• [Supplied data]:
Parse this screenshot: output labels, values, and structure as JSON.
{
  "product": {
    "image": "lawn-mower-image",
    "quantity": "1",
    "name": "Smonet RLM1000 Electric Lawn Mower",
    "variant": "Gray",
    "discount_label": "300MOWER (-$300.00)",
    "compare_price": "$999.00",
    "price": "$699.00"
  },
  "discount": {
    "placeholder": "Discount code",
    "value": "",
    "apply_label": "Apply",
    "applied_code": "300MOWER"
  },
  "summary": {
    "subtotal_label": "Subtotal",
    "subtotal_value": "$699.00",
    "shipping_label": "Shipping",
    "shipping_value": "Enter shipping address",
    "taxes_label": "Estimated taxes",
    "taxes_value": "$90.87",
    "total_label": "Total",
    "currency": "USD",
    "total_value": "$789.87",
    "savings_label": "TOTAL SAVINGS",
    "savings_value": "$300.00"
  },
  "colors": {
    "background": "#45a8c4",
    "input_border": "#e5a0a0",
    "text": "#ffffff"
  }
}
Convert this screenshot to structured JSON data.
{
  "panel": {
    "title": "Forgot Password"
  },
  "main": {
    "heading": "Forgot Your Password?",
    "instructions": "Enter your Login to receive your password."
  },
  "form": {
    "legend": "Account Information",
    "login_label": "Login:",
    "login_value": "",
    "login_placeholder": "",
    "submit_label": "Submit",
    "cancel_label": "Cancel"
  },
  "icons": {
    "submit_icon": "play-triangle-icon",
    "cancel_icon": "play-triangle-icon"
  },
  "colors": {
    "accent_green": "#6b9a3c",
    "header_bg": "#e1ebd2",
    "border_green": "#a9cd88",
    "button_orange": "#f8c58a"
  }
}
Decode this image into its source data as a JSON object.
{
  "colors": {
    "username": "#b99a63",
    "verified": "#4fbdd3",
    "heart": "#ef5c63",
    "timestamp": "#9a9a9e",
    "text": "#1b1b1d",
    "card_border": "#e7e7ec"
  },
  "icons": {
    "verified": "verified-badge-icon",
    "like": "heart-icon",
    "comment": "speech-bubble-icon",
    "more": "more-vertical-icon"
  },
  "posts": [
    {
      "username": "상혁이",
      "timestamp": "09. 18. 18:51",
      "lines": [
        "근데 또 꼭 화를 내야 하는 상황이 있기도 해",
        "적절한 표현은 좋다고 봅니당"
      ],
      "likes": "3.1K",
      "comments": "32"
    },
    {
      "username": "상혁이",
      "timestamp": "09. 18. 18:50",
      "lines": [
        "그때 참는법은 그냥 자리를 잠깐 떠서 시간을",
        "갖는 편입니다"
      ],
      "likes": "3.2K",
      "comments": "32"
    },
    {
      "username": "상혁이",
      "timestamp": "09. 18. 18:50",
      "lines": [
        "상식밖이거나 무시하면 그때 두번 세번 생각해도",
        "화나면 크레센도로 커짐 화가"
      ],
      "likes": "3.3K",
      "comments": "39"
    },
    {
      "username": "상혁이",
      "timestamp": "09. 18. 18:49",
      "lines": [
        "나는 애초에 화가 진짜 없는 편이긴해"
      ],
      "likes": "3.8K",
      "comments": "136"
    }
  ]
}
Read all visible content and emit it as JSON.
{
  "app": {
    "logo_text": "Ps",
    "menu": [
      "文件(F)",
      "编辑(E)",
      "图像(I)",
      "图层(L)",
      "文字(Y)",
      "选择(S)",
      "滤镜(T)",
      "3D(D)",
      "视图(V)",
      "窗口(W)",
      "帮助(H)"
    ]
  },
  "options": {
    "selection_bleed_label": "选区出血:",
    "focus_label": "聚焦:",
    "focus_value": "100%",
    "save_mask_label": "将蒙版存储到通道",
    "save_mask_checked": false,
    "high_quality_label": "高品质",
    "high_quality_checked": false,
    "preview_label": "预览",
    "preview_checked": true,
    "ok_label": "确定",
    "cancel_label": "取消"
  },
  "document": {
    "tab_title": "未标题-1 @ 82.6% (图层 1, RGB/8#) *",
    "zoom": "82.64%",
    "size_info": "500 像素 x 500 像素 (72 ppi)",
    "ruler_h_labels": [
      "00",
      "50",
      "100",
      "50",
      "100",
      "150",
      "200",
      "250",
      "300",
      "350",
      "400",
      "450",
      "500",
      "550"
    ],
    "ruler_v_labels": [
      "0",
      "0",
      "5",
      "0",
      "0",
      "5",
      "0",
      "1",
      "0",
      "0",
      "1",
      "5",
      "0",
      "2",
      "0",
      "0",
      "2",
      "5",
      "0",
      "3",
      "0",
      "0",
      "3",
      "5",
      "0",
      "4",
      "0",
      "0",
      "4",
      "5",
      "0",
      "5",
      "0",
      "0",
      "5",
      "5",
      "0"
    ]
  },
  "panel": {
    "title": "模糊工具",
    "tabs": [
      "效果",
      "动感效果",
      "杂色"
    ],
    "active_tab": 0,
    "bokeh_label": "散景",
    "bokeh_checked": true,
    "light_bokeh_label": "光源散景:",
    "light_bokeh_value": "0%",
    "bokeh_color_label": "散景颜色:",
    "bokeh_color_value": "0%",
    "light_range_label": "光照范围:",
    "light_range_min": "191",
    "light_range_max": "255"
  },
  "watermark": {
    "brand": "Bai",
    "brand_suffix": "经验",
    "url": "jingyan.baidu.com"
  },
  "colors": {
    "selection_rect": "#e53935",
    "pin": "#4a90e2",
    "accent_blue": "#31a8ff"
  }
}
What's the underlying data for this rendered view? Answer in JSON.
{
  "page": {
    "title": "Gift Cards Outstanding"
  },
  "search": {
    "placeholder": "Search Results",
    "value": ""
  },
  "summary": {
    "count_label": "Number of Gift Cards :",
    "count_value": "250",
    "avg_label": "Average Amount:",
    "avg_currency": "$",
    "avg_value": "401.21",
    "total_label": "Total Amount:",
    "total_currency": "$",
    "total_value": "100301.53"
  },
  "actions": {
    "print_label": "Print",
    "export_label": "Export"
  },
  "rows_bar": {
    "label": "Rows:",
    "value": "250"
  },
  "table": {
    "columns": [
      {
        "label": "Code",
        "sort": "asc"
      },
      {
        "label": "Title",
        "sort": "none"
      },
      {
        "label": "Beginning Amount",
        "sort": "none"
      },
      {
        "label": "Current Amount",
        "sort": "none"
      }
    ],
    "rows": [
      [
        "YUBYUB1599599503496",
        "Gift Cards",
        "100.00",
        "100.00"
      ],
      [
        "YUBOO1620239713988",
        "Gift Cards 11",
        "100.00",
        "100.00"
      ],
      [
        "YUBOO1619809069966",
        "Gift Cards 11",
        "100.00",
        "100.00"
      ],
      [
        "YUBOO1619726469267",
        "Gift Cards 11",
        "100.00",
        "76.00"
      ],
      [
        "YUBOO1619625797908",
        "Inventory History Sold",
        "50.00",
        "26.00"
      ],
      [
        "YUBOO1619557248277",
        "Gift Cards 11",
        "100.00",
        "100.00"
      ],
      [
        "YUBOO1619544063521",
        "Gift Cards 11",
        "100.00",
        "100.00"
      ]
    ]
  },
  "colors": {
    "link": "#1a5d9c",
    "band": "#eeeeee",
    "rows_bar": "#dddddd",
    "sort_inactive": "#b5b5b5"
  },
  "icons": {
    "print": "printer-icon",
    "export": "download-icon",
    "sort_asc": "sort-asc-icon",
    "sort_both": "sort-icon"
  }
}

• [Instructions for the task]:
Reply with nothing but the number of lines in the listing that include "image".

• [Written reply]:
2